Data for this task:
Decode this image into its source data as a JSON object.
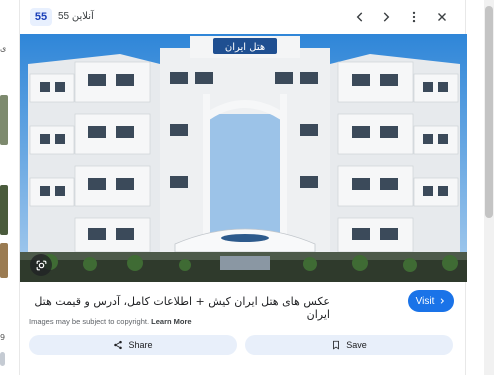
{
  "underlying_page": {
    "left_fragments": [
      "ی",
      "9"
    ]
  },
  "viewer": {
    "badge": "55",
    "site_name": "55 آنلاین",
    "caption": "عکس های هتل ایران کیش + اطلاعات کامل، آدرس و قیمت هتل ایران",
    "visit_label": "Visit",
    "copyright_text": "Images may be subject to copyright.",
    "learn_more": "Learn More",
    "share_label": "Share",
    "save_label": "Save",
    "image_sign": "هتل ایران"
  },
  "colors": {
    "accent": "#1a73e8",
    "badge_bg": "#e8f0fe",
    "action_bg": "#e8effa",
    "sky": "#3a8fdc"
  },
  "icons": [
    "chevron-left-icon",
    "chevron-right-icon",
    "more-vert-icon",
    "close-icon",
    "lens-icon",
    "share-icon",
    "bookmark-icon",
    "chevron-right-small-icon"
  ]
}
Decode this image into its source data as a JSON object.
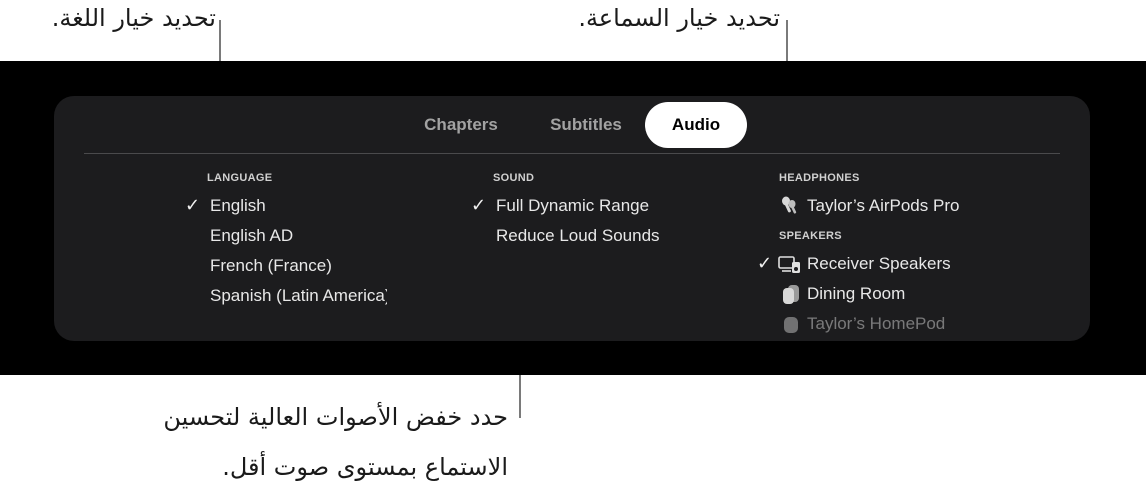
{
  "callouts": {
    "language": "تحديد خيار اللغة.",
    "speaker": "تحديد خيار السماعة.",
    "reduce_line1": "حدد خفض الأصوات العالية لتحسين",
    "reduce_line2": "الاستماع بمستوى صوت أقل."
  },
  "tabs": [
    {
      "label": "Chapters",
      "selected": false
    },
    {
      "label": "Subtitles",
      "selected": false
    },
    {
      "label": "Audio",
      "selected": true
    }
  ],
  "language": {
    "title": "LANGUAGE",
    "options": [
      {
        "label": "English",
        "checked": true
      },
      {
        "label": "English AD",
        "checked": false
      },
      {
        "label": "French (France)",
        "checked": false
      },
      {
        "label": "Spanish (Latin America)",
        "checked": false
      }
    ]
  },
  "sound": {
    "title": "SOUND",
    "options": [
      {
        "label": "Full Dynamic Range",
        "checked": true
      },
      {
        "label": "Reduce Loud Sounds",
        "checked": false
      }
    ]
  },
  "headphones": {
    "title": "HEADPHONES",
    "options": [
      {
        "label": "Taylor’s AirPods Pro",
        "icon": "airpods-icon"
      }
    ]
  },
  "speakers": {
    "title": "SPEAKERS",
    "options": [
      {
        "label": "Receiver Speakers",
        "icon": "receiver-speakers-icon",
        "checked": true
      },
      {
        "label": "Dining Room",
        "icon": "homepod-icon",
        "checked": false
      },
      {
        "label": "Taylor’s HomePod",
        "icon": "homepod-mini-icon",
        "checked": false
      }
    ]
  },
  "colors": {
    "panel_bg": "#1c1c1e",
    "screen_bg": "#000000",
    "selected_tab_bg": "#ffffff"
  }
}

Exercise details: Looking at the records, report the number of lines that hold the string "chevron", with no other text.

Answer section: 3